All of the above-mentioned qualities make wrens a good spirit animal for many people. If the wren appears as your spirit animal, then it symbolizes the qualities of friendliness, care, determination, and industriousness.
They will guide you to become more friendly with your friends and family, but also with strangers that enter your home or that you meet outside. Wrens don’t have any natural enemies, and they’re quite friendly and peaceful animals. Even though they do have some predators, they’re not looking to get into fights, as should you if you have them as your spirit animal.
The wren as a spirit animal also encourages you to be bold and determined. Wrens will build their nests several times before they settle down, which just symbolizes their ability to never give up and try before they succeed. It encourages you to always do your best and stay determined no matter what comes your way.
They’re also famous for their high level of care for their family. They’ll do their best to help their offspring survive and stay safe from potential predators. This means that you should do the same with your family and kids if you have them. They remind us that our family is perhaps the most important thing we have in this world.
Lastly, the wren as a spirit animal tells us to keep working hard until we succeed, and then keep going. They’re very industrious in nature, as they will almost never stop moving and they’ll always look for ways they can improve their situation. You should do the same, and never stop even if you’re already satisfied with what you’ve achieved so far.
The Symbolism of Wrens in Celtic and Native American Cultures
It’s interesting to observe what wrens meant for different cultures of the past and of today. Two of the main cultures that considered wrens as highly symbolic were the Celts and some Native American tribes. The meaning of wrens for both cultures was quite different, though.
In Celtic Culture
Let’s first take a look at the symbolism of wrens in the Celtic culture.
Most of the meanings for the Celtic culture in terms of wrens were positive ones:
Some of the symbols are still present today. However, in the Celtic culture, these symbolisms were even more evident.

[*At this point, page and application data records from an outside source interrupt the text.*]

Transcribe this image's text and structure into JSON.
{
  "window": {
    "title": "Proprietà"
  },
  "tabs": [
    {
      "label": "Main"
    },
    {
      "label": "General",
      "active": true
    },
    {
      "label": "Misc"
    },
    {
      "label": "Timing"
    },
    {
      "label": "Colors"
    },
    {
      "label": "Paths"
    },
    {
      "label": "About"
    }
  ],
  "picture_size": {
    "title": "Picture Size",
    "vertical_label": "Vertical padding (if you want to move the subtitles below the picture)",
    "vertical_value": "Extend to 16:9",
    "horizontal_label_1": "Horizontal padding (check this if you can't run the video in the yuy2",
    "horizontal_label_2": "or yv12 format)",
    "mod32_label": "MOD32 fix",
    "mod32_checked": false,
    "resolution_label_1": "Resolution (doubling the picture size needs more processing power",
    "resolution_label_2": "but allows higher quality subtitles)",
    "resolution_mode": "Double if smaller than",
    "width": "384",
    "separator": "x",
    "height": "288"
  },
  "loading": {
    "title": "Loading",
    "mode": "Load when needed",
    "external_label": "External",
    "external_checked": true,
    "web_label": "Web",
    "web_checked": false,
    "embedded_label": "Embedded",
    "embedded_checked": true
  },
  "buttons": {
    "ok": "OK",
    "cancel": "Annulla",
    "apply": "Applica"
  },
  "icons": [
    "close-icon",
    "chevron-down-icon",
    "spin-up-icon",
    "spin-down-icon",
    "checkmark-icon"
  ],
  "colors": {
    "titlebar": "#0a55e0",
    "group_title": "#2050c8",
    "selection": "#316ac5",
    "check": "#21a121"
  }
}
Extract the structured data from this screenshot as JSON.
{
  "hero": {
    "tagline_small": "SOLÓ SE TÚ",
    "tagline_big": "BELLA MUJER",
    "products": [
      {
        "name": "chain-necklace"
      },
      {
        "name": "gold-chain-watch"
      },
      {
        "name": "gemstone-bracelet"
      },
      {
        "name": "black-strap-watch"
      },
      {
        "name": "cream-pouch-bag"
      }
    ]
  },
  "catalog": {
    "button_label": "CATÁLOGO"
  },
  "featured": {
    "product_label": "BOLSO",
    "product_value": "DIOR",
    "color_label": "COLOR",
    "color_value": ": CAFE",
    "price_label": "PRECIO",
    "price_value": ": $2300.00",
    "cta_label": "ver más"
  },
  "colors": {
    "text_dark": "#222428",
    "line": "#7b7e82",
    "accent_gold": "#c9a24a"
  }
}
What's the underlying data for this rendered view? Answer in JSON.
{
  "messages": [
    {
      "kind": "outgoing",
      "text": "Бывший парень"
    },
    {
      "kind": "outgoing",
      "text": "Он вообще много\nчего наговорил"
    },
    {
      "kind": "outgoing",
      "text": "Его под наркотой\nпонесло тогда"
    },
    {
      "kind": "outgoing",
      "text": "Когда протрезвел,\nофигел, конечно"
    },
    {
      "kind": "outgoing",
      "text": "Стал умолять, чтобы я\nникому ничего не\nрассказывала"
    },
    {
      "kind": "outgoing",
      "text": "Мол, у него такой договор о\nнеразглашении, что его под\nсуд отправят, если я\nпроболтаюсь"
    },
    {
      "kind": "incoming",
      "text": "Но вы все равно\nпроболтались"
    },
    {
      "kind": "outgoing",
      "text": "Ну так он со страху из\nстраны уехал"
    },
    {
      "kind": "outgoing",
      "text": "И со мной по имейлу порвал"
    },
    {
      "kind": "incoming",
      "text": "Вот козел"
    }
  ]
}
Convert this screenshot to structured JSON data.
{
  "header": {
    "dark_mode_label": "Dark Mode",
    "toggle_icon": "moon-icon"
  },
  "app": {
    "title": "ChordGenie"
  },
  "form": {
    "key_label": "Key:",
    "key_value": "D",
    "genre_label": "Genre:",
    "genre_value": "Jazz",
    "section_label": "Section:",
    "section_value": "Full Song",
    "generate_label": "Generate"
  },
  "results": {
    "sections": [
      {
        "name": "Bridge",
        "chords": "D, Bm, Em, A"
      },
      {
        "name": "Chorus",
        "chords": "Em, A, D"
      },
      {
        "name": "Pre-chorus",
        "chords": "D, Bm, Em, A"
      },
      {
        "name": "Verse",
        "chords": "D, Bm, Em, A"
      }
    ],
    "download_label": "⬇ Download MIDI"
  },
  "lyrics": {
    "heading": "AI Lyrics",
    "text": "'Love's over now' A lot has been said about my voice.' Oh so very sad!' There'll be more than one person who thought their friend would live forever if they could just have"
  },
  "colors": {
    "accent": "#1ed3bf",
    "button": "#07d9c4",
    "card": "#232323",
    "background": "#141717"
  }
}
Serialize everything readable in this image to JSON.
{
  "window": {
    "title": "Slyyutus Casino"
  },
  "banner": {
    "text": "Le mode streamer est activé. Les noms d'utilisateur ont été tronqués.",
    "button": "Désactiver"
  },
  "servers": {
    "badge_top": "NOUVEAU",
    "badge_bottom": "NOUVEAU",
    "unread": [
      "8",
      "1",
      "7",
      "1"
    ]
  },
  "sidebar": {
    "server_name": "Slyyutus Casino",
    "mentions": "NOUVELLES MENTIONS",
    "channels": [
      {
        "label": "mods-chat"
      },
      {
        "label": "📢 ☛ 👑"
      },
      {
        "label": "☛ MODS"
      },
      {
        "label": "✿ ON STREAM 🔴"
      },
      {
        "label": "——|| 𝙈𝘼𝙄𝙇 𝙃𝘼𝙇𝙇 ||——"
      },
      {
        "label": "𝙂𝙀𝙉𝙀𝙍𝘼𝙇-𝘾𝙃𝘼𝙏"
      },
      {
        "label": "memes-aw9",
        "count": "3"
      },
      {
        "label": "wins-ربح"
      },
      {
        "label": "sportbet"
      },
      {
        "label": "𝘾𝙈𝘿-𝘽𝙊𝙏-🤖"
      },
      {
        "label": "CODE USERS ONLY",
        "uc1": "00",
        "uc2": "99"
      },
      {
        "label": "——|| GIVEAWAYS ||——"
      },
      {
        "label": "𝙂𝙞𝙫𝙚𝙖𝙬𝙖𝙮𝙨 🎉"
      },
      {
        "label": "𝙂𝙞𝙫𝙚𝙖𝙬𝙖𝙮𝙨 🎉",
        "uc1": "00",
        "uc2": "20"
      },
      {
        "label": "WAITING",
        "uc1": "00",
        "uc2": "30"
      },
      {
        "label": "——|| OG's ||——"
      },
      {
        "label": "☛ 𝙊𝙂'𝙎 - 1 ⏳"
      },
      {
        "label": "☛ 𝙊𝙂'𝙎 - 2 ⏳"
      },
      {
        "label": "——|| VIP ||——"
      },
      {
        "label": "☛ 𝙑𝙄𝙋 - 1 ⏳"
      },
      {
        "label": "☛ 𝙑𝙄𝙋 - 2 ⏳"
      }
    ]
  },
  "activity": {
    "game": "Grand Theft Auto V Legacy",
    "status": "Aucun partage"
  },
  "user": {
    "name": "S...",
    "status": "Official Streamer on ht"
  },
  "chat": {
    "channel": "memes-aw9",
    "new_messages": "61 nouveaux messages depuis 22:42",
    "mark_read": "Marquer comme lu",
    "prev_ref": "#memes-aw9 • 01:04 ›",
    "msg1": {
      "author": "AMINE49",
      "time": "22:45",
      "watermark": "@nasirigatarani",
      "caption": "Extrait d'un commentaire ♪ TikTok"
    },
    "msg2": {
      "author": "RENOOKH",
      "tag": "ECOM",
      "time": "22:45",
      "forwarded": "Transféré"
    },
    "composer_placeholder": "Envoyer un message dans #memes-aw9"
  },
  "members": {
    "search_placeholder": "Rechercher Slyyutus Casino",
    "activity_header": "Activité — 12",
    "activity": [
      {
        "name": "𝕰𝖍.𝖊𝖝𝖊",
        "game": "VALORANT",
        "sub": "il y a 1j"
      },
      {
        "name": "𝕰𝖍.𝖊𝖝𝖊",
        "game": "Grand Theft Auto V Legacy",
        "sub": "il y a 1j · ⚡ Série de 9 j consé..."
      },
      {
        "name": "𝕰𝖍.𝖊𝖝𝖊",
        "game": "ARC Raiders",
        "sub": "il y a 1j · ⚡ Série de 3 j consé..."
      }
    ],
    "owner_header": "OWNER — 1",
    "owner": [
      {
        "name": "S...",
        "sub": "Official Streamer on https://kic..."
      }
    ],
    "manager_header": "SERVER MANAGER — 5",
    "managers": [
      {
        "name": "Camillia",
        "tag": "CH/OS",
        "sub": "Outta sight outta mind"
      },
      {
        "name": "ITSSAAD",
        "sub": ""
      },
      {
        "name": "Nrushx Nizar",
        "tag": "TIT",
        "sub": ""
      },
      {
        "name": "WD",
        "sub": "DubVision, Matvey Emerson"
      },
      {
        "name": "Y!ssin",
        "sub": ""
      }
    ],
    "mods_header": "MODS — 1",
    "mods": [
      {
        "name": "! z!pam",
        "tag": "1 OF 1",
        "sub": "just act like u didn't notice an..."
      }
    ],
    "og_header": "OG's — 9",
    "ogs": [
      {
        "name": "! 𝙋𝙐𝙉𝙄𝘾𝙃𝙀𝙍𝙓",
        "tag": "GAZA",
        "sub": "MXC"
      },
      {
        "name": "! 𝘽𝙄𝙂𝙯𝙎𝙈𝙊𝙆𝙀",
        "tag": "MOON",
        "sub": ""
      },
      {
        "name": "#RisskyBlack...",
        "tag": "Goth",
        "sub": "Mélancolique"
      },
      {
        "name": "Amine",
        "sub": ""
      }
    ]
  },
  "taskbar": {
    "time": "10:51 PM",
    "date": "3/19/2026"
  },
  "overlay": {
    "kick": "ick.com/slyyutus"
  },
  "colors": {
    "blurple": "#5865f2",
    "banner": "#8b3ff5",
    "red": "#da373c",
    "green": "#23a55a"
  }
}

The Celts were a culture that was highly engaged with the nature around them. Almost every creature they came across meant something for them, and so did wrens. But even if they rarely saw wrens, they connected them with some positive meanings nonetheless.
Additionally, wrens inspired Celtic bards to compose their own songs. They were thought to be a creature with a very high artistic value due to their loud singing and their nice singing patterns.
And the wren’s active nature also charmed the Celts. Wrens were thought to be an inspiration for Celts to become even more hard-working and industrious. Wrens are very active in nature, so Celts tried to follow their lead and become that themselves. This symbolism is still present today.
In Native American Tribes
Interestingly, some Native American tribes also carried the wren as a symbol. But the symbolism of wren in their culture was quite different from the one in the Celtic culture.
Like with Celts, wrens were thought to have a very close connection with some Native American tribes. These tribes were always very connected with nature, and they were naturally also closely connected with wrens. That’s why many symbolisms grew.
In almost every Native American tribe, wrens had a mythological role to play. They were often a part of various mythological stories and creation stories where they played meek characters that actually had more power than they first appeared to.
For Pueblo tribes though, wrens were the symbols of war. They were thought to have the courage of a warrior, which is why they were symbolic of war.
This discrepancy in the symbolism of wrens is very interesting to observe.
Wrens are lovely little birds that like to be active most of the time. This behavior earned them many symbolic meanings today and in the cultures of the past. They’re also a symbol of activity and determination as a spirit animal.
The main wren symbolism is one of action. This is present today and was typical for both Native American and Celtic tribes.
I’m Chris and I run this website – a resource about symbolism, metaphors, idioms, and a whole lot more! Thanks for dropping by.